What you are asked to do. Count every line in the entries that holds the word "Encodings". The reply is that count alone.

^^^^^^^^^^^^^^^^

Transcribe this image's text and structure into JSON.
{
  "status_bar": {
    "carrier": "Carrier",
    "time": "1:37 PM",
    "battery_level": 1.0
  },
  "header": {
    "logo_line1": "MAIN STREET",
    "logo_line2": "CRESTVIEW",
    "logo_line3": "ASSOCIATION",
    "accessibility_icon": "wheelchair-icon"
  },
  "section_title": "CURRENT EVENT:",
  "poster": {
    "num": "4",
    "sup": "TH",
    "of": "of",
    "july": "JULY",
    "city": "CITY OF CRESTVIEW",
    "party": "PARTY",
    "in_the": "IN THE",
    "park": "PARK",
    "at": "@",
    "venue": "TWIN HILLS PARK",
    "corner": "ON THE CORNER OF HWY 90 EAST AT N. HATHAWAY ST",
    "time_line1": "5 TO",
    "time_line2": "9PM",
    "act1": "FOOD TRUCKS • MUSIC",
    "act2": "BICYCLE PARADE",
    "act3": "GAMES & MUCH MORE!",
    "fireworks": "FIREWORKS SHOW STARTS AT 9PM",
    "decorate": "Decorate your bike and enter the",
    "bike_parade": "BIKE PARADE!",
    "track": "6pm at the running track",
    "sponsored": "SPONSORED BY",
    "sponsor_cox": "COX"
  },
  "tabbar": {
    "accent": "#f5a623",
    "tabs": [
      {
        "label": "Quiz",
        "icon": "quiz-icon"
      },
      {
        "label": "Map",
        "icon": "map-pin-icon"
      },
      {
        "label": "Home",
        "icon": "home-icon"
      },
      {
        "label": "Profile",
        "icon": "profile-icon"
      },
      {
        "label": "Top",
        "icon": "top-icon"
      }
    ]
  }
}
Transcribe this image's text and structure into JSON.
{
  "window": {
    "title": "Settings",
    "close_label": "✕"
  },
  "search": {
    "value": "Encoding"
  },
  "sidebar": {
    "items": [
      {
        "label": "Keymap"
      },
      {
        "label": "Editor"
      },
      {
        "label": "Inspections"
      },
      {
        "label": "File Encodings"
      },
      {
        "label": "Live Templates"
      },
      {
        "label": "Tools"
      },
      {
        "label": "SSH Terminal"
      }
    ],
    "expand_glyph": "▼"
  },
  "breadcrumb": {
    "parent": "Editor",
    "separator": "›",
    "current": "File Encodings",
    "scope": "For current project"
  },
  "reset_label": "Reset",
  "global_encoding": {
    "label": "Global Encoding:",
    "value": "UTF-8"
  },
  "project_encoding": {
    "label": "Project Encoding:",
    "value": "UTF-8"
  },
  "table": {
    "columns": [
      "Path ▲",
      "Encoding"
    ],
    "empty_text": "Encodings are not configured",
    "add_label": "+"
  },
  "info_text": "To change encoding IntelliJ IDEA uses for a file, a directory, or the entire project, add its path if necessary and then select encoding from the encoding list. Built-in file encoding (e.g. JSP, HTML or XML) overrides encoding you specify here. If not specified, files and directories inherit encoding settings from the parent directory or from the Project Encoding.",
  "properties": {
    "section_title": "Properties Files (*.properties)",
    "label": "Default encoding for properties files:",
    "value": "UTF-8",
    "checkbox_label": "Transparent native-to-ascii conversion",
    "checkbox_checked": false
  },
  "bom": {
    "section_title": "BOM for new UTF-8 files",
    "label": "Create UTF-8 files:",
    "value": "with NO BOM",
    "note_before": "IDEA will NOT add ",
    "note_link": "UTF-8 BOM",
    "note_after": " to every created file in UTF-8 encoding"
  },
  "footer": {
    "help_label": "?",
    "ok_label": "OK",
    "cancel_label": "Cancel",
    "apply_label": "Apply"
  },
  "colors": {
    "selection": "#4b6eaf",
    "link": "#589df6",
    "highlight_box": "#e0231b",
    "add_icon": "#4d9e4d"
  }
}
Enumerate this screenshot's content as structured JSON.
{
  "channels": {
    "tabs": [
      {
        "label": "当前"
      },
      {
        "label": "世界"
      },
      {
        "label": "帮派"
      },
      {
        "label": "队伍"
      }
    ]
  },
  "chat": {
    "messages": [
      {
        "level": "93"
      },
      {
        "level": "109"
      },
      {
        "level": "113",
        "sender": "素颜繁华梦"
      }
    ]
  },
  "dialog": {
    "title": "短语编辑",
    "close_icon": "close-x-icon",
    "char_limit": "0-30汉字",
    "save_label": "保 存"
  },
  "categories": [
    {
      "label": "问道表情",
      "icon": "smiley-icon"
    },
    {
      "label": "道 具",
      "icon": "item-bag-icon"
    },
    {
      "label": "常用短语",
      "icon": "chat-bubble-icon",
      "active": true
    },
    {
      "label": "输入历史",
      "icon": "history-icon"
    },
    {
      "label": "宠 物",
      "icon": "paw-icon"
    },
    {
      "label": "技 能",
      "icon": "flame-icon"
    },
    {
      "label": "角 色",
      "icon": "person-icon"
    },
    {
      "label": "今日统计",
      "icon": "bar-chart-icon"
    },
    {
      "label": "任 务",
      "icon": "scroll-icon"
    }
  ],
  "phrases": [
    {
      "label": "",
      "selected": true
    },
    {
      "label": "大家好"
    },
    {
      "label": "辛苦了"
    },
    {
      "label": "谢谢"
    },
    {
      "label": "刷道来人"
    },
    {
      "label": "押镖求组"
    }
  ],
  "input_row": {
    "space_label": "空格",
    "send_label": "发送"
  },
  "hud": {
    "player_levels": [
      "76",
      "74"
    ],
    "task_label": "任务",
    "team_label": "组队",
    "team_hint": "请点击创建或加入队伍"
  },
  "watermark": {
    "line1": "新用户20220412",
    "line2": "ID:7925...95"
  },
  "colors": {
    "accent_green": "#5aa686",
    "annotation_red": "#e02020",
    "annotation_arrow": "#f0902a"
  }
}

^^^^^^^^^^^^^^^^

Result of this task. 3